More than 320 Prospects - the name of all Prospector employees - have worked at the Prospector since opening, uniquely positioning the organization to reshape business conversations in regard to inclusion and accessibility. “Through universally designing workplaces and businesses, we can tap into a talented workforce and a consumer market with over $500B in discretionary income.
What we’re doing isn’t nice; it’s good business.” The Do Good Business Conference is being designed as a collaborative space for mission-driven businesses to learn from accessibility experts, game-changing entrepreneurs, HR professionals, IT innovators, non-profit start-ups, and industry leaders. Participants will learn strategies for creating competitive and inclusive employment and universally-designed customer experiences.
“By teaching others how we do our work, we hope to create a community where we can come together to tackle common challenges and collaborate on systemic change,” says Kathleen Eubanks, Prospector’s Director of Continuing Education. The Conference is an answer to a common inquiry received by the Prospector: how do I create something like Prospector in my community? With over 120 such inquiries in the last nine years, the Prospector recognizes the massive demand for their model - especially for young people with disabilities aging-out of the educational system.
These are concerns that Eubanks constantly hears from schools that partner with the Prospector for service-learning programs. The Prospector welcomes thousands of students annually for educational programming about the importance of inclusion, empathy, and accessibility. “We work with a lot of the transition programs from local high schools,” explains Eubanks. “These programs focus on independent living skills and job preparedness. Through building meaningful relationships with schools and administrations, we’ve been able to identify the gaps that exist in workforce development and how we can help bridge them.”

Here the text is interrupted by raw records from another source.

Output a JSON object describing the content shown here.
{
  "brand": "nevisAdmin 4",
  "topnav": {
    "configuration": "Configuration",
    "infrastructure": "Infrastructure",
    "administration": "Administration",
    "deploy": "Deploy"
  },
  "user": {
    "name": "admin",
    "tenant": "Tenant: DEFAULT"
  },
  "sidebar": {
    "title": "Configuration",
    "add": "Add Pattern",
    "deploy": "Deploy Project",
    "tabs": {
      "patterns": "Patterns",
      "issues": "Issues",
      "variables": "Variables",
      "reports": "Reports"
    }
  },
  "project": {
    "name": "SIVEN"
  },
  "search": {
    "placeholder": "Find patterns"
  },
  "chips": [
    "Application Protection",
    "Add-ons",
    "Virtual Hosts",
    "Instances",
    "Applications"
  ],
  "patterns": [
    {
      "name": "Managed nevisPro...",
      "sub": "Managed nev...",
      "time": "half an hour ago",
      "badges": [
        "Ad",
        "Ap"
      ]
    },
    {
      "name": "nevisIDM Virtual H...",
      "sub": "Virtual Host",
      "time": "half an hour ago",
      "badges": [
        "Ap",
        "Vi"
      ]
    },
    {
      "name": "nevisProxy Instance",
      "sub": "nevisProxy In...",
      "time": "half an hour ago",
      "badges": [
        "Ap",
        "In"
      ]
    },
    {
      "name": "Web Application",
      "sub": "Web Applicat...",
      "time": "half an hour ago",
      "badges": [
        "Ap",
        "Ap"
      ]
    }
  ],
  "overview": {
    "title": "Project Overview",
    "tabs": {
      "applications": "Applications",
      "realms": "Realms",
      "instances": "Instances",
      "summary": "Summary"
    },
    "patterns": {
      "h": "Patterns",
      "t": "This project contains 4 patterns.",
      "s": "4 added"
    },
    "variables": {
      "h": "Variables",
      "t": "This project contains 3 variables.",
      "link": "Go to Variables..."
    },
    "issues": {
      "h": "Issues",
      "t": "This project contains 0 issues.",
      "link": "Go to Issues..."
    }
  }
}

Eubanks has been spearheading the Conference, building on the connections the Prospector has made with entrepreneurs and global businesses who are aligned with the mission of the Prospector. Local like-minded organizations, such as Sweet P Bakery and the Porch at Christie’s, will present alongside larger employers, like IBM, providing attendees with a wide array of strategies for creating more meaningful work in their communities. In addition to industry-leaders, the Prospector has also connected with central figures in the Disability Rights Movement. John D. Kemp, co-founder of the American Association of People with Disabilities and current President & CEO of the Lakeshore Foundation, will provide a keynote on how people with disabilities bring value and leadership to organizations.
Registration is now open for the Do Good Business Conference - with both in-person and virtual options.
To learn more about Prospector’s Do Good Business Conference, or to register, visit https://www.prospectortheater.org/dgb23
Learn more about the Prospector https://www.prospectortheater.org/